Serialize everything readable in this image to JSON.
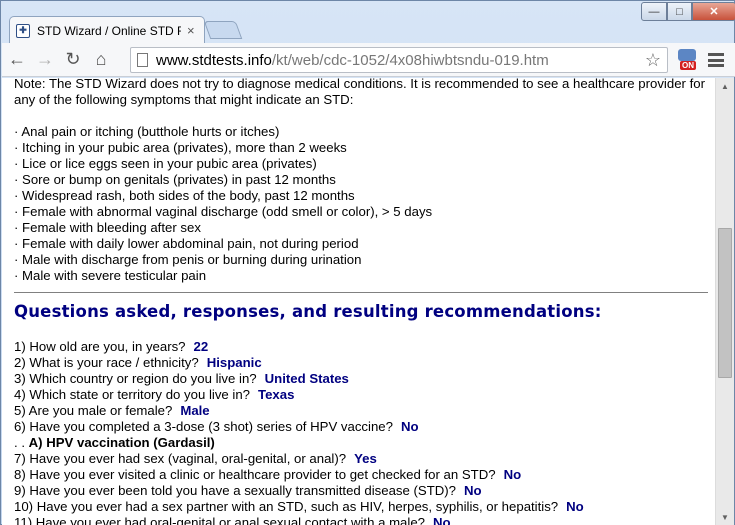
{
  "tab": {
    "title": "STD Wizard / Online STD F",
    "close": "×"
  },
  "window": {
    "minimize": "—",
    "maximize": "□",
    "close": "✕"
  },
  "toolbar": {
    "back": "←",
    "forward": "→",
    "reload": "↻",
    "home": "⌂",
    "url_host": "www.stdtests.info",
    "url_path": "/kt/web/cdc-1052/4x08hiwbtsndu-019.htm",
    "star": "☆",
    "extension_badge": "ON"
  },
  "content": {
    "note": "Note: The STD Wizard does not try to diagnose medical conditions. It is recommended to see a healthcare provider for any of the following symptoms that might indicate an STD:",
    "symptoms": [
      "· Anal pain or itching (butthole hurts or itches)",
      "· Itching in your pubic area (privates), more than 2 weeks",
      "· Lice or lice eggs seen in your pubic area (privates)",
      "· Sore or bump on genitals (privates) in past 12 months",
      "· Widespread rash, both sides of the body, past 12 months",
      "· Female with abnormal vaginal discharge (odd smell or color), > 5 days",
      "· Female with bleeding after sex",
      "· Female with daily lower abdominal pain, not during period",
      "· Male with discharge from penis or burning during urination",
      "· Male with severe testicular pain"
    ],
    "heading": "Questions asked, responses, and resulting recommendations:",
    "qa": [
      {
        "q": "1) How old are you, in years?",
        "a": "22"
      },
      {
        "q": "2) What is your race / ethnicity?",
        "a": "Hispanic"
      },
      {
        "q": "3) Which country or region do you live in?",
        "a": "United States"
      },
      {
        "q": "4) Which state or territory do you live in?",
        "a": "Texas"
      },
      {
        "q": "5) Are you male or female?",
        "a": "Male"
      },
      {
        "q": "6) Have you completed a 3-dose (3 shot) series of HPV vaccine?",
        "a": "No"
      },
      {
        "rec_prefix": ". . ",
        "rec": "A) HPV vaccination (Gardasil)"
      },
      {
        "q": "7) Have you ever had sex (vaginal, oral-genital, or anal)?",
        "a": "Yes"
      },
      {
        "q": "8) Have you ever visited a clinic or healthcare provider to get checked for an STD?",
        "a": "No"
      },
      {
        "q": "9) Have you ever been told you have a sexually transmitted disease (STD)?",
        "a": "No"
      },
      {
        "q": "10) Have you ever had a sex partner with an STD, such as HIV, herpes, syphilis, or hepatitis?",
        "a": "No"
      },
      {
        "q": "11) Have you ever had oral-genital or anal sexual contact with a male?",
        "a": "No"
      }
    ]
  },
  "scrollbar": {
    "up": "▲",
    "down": "▼"
  }
}
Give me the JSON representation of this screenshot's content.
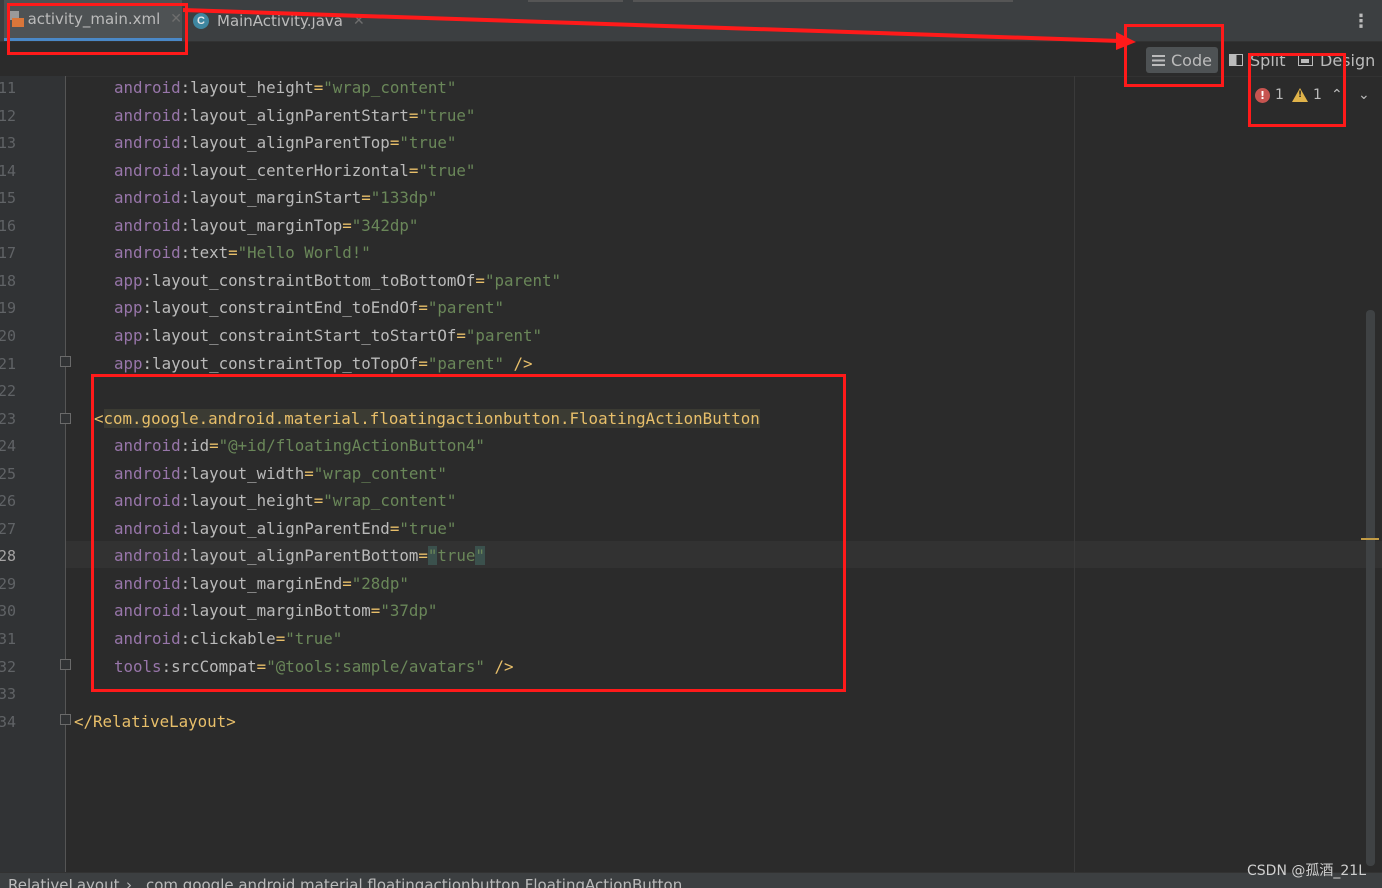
{
  "tabs": [
    {
      "label": "activity_main.xml",
      "icon": "xml-file-icon",
      "active": true
    },
    {
      "label": "MainActivity.java",
      "icon": "java-class-icon",
      "active": false
    }
  ],
  "view_modes": {
    "code": "Code",
    "split": "Split",
    "design": "Design",
    "selected": "Code"
  },
  "inspections": {
    "errors": "1",
    "warnings": "1"
  },
  "current_line": 28,
  "lines": [
    {
      "n": "11",
      "indent": 4,
      "parts": [
        [
          "ns",
          "android"
        ],
        [
          "attr",
          ":layout_height"
        ],
        [
          "punc",
          "="
        ],
        [
          "str",
          "\"wrap_content\""
        ]
      ]
    },
    {
      "n": "12",
      "indent": 4,
      "parts": [
        [
          "ns",
          "android"
        ],
        [
          "attr",
          ":layout_alignParentStart"
        ],
        [
          "punc",
          "="
        ],
        [
          "str",
          "\"true\""
        ]
      ]
    },
    {
      "n": "13",
      "indent": 4,
      "parts": [
        [
          "ns",
          "android"
        ],
        [
          "attr",
          ":layout_alignParentTop"
        ],
        [
          "punc",
          "="
        ],
        [
          "str",
          "\"true\""
        ]
      ]
    },
    {
      "n": "14",
      "indent": 4,
      "parts": [
        [
          "ns",
          "android"
        ],
        [
          "attr",
          ":layout_centerHorizontal"
        ],
        [
          "punc",
          "="
        ],
        [
          "str",
          "\"true\""
        ]
      ]
    },
    {
      "n": "15",
      "indent": 4,
      "parts": [
        [
          "ns",
          "android"
        ],
        [
          "attr",
          ":layout_marginStart"
        ],
        [
          "punc",
          "="
        ],
        [
          "str",
          "\"133dp\""
        ]
      ]
    },
    {
      "n": "16",
      "indent": 4,
      "parts": [
        [
          "ns",
          "android"
        ],
        [
          "attr",
          ":layout_marginTop"
        ],
        [
          "punc",
          "="
        ],
        [
          "str",
          "\"342dp\""
        ]
      ]
    },
    {
      "n": "17",
      "indent": 4,
      "parts": [
        [
          "ns",
          "android"
        ],
        [
          "attr",
          ":text"
        ],
        [
          "punc",
          "="
        ],
        [
          "str",
          "\"Hello World!\""
        ]
      ]
    },
    {
      "n": "18",
      "indent": 4,
      "parts": [
        [
          "ns",
          "app"
        ],
        [
          "attr",
          ":layout_constraintBottom_toBottomOf"
        ],
        [
          "punc",
          "="
        ],
        [
          "str",
          "\"parent\""
        ]
      ]
    },
    {
      "n": "19",
      "indent": 4,
      "parts": [
        [
          "ns",
          "app"
        ],
        [
          "attr",
          ":layout_constraintEnd_toEndOf"
        ],
        [
          "punc",
          "="
        ],
        [
          "str",
          "\"parent\""
        ]
      ]
    },
    {
      "n": "20",
      "indent": 4,
      "parts": [
        [
          "ns",
          "app"
        ],
        [
          "attr",
          ":layout_constraintStart_toStartOf"
        ],
        [
          "punc",
          "="
        ],
        [
          "str",
          "\"parent\""
        ]
      ]
    },
    {
      "n": "21",
      "indent": 4,
      "parts": [
        [
          "ns",
          "app"
        ],
        [
          "attr",
          ":layout_constraintTop_toTopOf"
        ],
        [
          "punc",
          "="
        ],
        [
          "str",
          "\"parent\""
        ],
        [
          "attr",
          " "
        ],
        [
          "punc",
          "/>"
        ]
      ]
    },
    {
      "n": "22",
      "indent": 0,
      "parts": []
    },
    {
      "n": "23",
      "indent": 2,
      "parts": [
        [
          "punc",
          "<"
        ],
        [
          "tag hl",
          "com.google.android.material.floatingactionbutton.FloatingActionButton"
        ]
      ]
    },
    {
      "n": "24",
      "indent": 4,
      "parts": [
        [
          "ns",
          "android"
        ],
        [
          "attr",
          ":id"
        ],
        [
          "punc",
          "="
        ],
        [
          "str",
          "\"@+id/floatingActionButton4\""
        ]
      ]
    },
    {
      "n": "25",
      "indent": 4,
      "parts": [
        [
          "ns",
          "android"
        ],
        [
          "attr",
          ":layout_width"
        ],
        [
          "punc",
          "="
        ],
        [
          "str",
          "\"wrap_content\""
        ]
      ]
    },
    {
      "n": "26",
      "indent": 4,
      "parts": [
        [
          "ns",
          "android"
        ],
        [
          "attr",
          ":layout_height"
        ],
        [
          "punc",
          "="
        ],
        [
          "str",
          "\"wrap_content\""
        ]
      ]
    },
    {
      "n": "27",
      "indent": 4,
      "parts": [
        [
          "ns",
          "android"
        ],
        [
          "attr",
          ":layout_alignParentEnd"
        ],
        [
          "punc",
          "="
        ],
        [
          "str",
          "\"true\""
        ]
      ]
    },
    {
      "n": "28",
      "indent": 4,
      "parts": [
        [
          "ns",
          "android"
        ],
        [
          "attr",
          ":layout_alignParentBottom"
        ],
        [
          "punc",
          "="
        ],
        [
          "str caret-hl",
          "\""
        ],
        [
          "str",
          "true"
        ],
        [
          "str caret-hl",
          "\""
        ]
      ]
    },
    {
      "n": "29",
      "indent": 4,
      "parts": [
        [
          "ns",
          "android"
        ],
        [
          "attr",
          ":layout_marginEnd"
        ],
        [
          "punc",
          "="
        ],
        [
          "str",
          "\"28dp\""
        ]
      ]
    },
    {
      "n": "30",
      "indent": 4,
      "parts": [
        [
          "ns",
          "android"
        ],
        [
          "attr",
          ":layout_marginBottom"
        ],
        [
          "punc",
          "="
        ],
        [
          "str",
          "\"37dp\""
        ]
      ]
    },
    {
      "n": "31",
      "indent": 4,
      "parts": [
        [
          "ns",
          "android"
        ],
        [
          "attr",
          ":clickable"
        ],
        [
          "punc",
          "="
        ],
        [
          "str",
          "\"true\""
        ]
      ]
    },
    {
      "n": "32",
      "indent": 4,
      "parts": [
        [
          "ns",
          "tools"
        ],
        [
          "attr",
          ":srcCompat"
        ],
        [
          "punc",
          "="
        ],
        [
          "str",
          "\"@tools:sample/avatars\""
        ],
        [
          "attr",
          " "
        ],
        [
          "punc",
          "/>"
        ]
      ]
    },
    {
      "n": "33",
      "indent": 0,
      "parts": []
    },
    {
      "n": "34",
      "indent": 0,
      "parts": [
        [
          "punc",
          "</"
        ],
        [
          "tag",
          "RelativeLayout"
        ],
        [
          "punc",
          ">"
        ]
      ]
    }
  ],
  "breadcrumb": {
    "item1": "RelativeLayout",
    "sep": "›",
    "item2": "com.google.android.material.floatingactionbutton.FloatingActionButton"
  },
  "watermark": "CSDN @孤酒_21L",
  "colors": {
    "annotation": "#ff1a1a",
    "background": "#2b2b2b",
    "string": "#6a8759",
    "namespace": "#9876aa",
    "tag": "#e8bf6a"
  }
}
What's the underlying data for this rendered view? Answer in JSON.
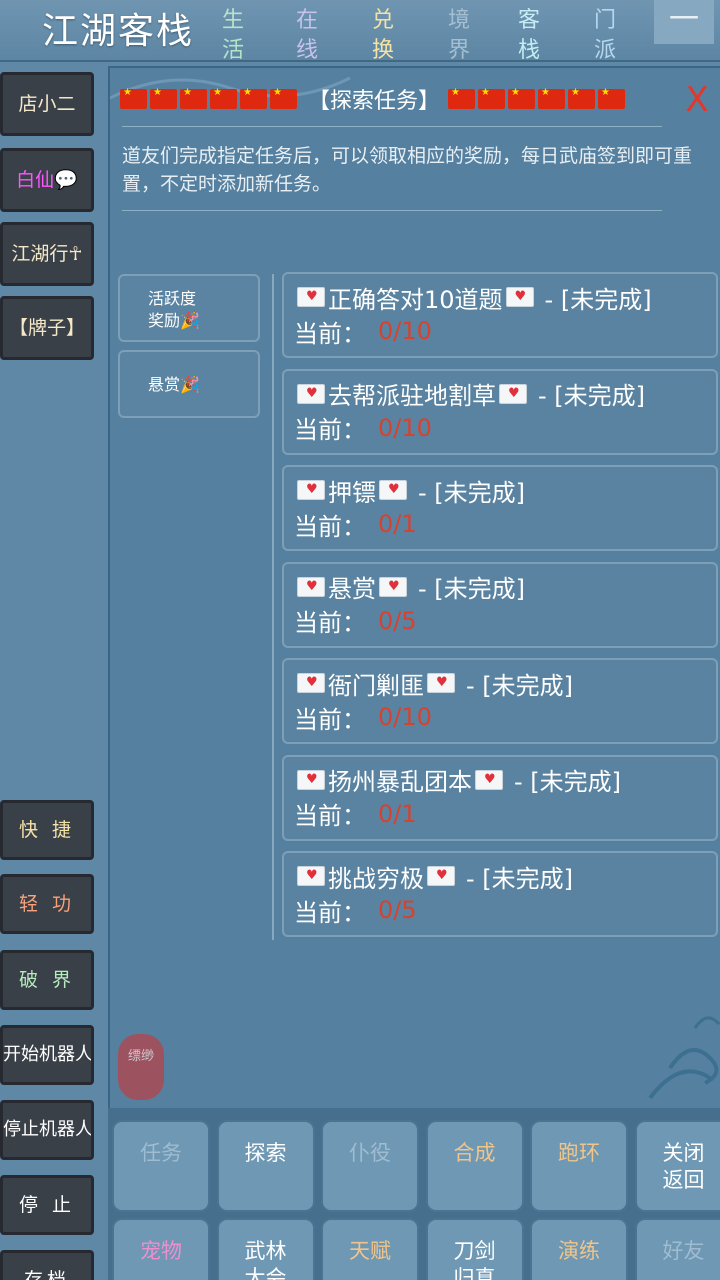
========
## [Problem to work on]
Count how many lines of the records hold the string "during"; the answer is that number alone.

## [Answer below]
2